"We have made sure that the NATO military authorities are investigating the incident to bring full clarity into what happened," NATO Secretary General Jens Stoltenberg said after a video meeting of alliance defence ministers.
France is furious over the incident, slamming Turkey's actions as "extremely aggressive" and "unacceptable by an ally".
"This extremely serious incident must be raised and our allies share our concern," Parly told the French senate, saying eight of the NATO's 30 members had backed her intervention.
"A reflection is needed on what is happening in the alliance. We must face the abuses that are taking place there," she added.

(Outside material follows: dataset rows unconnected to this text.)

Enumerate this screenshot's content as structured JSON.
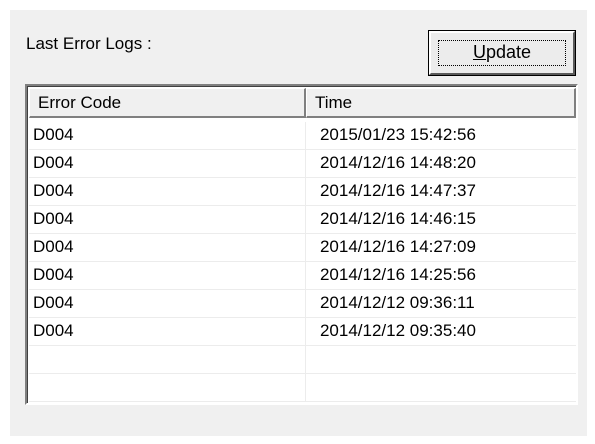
{
  "panel": {
    "title": "Last Error Logs :"
  },
  "toolbar": {
    "update_mnemonic": "U",
    "update_rest": "pdate"
  },
  "table": {
    "columns": [
      "Error Code",
      "Time"
    ],
    "rows": [
      {
        "code": "D004",
        "time": "2015/01/23 15:42:56"
      },
      {
        "code": "D004",
        "time": "2014/12/16 14:48:20"
      },
      {
        "code": "D004",
        "time": "2014/12/16 14:47:37"
      },
      {
        "code": "D004",
        "time": "2014/12/16 14:46:15"
      },
      {
        "code": "D004",
        "time": "2014/12/16 14:27:09"
      },
      {
        "code": "D004",
        "time": "2014/12/16 14:25:56"
      },
      {
        "code": "D004",
        "time": "2014/12/12 09:36:11"
      },
      {
        "code": "D004",
        "time": "2014/12/12 09:35:40"
      },
      {
        "code": "",
        "time": ""
      },
      {
        "code": "",
        "time": ""
      }
    ]
  }
}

President Recep Tayyip Erdogan's Turkey has caused repeated unease at NATO in recent years, with its involvement in Syria and Libya and by cosying up to Moscow with the hugely contentious purchase of Russian S-400 anti-aircraft missiles.
But its strategic position between Europe and the Middle East, commanding the southern shores of the Black Sea, make it an important ally that others are wary of crossing.
Moreover, formal censure of Turkey is virtually impossible at NATO, where decisions are taken by unanimity.
Relations between Turkey and France, already strained by Ankara's military offensive against Kurdish militias in Syria, soured further over its backing of the UN-recognised Government of National Accord (GNA) in Tripoli.
Turkey has supported the GNA with drones, military advisors and by sending Syrian fighters, helping turn the tide in the conflict with rebel strongman Khalifa Haftar.
Though Paris publicly denies it, France has long been suspected of favouring Haftar, whose stronghold lies in Libya's oil-rich east and who is also strongly backed by Russia.
The UN embargo was agreed as part of efforts to stem the conflict which has racked Libya since the 2011 overthrow of longtime dictator Moamer Kadhafi, but Western efforts to enforce it have struggled.
After months of diplomatic wrangling the European Union set up its own maritime mission, Operation Irini, to try to halt the flow of arms.
But while Irini has enjoyed some successes, it has struggled for resources and this week EU foreign policy chief Josep Borrell was forced to make a fresh appeal to member states for ships.
It has also faced challenges from the Turkish navy.
A Greek vessel with Operation Irini was last week prevented from inspecting the same freighter involved in the Courbet incident by its Turkish military escort.
The EU is seeking NATO support for Irini, but diplomats indicate the idea is running into opposition from Turkey.